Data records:
_ _ _

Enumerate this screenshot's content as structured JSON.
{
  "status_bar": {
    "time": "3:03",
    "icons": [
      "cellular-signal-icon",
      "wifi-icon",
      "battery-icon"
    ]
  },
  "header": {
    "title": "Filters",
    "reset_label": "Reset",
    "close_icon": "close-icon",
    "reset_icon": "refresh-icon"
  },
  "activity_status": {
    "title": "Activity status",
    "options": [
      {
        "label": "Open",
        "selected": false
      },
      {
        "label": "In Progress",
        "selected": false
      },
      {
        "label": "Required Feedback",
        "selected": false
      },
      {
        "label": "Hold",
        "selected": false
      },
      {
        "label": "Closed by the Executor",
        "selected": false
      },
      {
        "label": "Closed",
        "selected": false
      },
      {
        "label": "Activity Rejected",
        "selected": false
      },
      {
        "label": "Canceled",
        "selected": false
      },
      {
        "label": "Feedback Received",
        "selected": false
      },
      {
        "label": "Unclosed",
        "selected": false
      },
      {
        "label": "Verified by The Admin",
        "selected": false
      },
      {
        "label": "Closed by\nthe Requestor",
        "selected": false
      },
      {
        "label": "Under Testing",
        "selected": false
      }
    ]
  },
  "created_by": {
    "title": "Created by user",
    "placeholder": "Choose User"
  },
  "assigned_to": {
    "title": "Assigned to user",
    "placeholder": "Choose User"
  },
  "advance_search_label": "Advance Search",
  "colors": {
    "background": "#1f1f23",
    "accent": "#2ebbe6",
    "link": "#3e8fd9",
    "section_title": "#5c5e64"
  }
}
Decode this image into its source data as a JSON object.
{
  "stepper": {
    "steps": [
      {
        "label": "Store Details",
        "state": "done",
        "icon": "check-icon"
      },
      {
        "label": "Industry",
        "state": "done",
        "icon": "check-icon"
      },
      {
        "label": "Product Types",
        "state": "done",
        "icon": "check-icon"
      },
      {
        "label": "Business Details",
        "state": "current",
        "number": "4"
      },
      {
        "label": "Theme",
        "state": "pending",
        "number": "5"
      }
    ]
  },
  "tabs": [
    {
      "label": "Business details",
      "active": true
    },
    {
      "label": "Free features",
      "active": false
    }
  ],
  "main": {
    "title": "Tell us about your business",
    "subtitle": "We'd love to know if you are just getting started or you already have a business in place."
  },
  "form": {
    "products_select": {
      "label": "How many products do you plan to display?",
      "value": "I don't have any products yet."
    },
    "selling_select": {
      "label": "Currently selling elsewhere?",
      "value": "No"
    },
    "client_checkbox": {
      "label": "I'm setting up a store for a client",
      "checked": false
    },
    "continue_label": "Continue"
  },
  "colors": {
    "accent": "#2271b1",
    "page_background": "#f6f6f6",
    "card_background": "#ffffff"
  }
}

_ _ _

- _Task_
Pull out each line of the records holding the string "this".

- _Answer to the exercise_
Enumerate this screenshot's content as structured JSON.
Decode this image into its source data as a JSON object.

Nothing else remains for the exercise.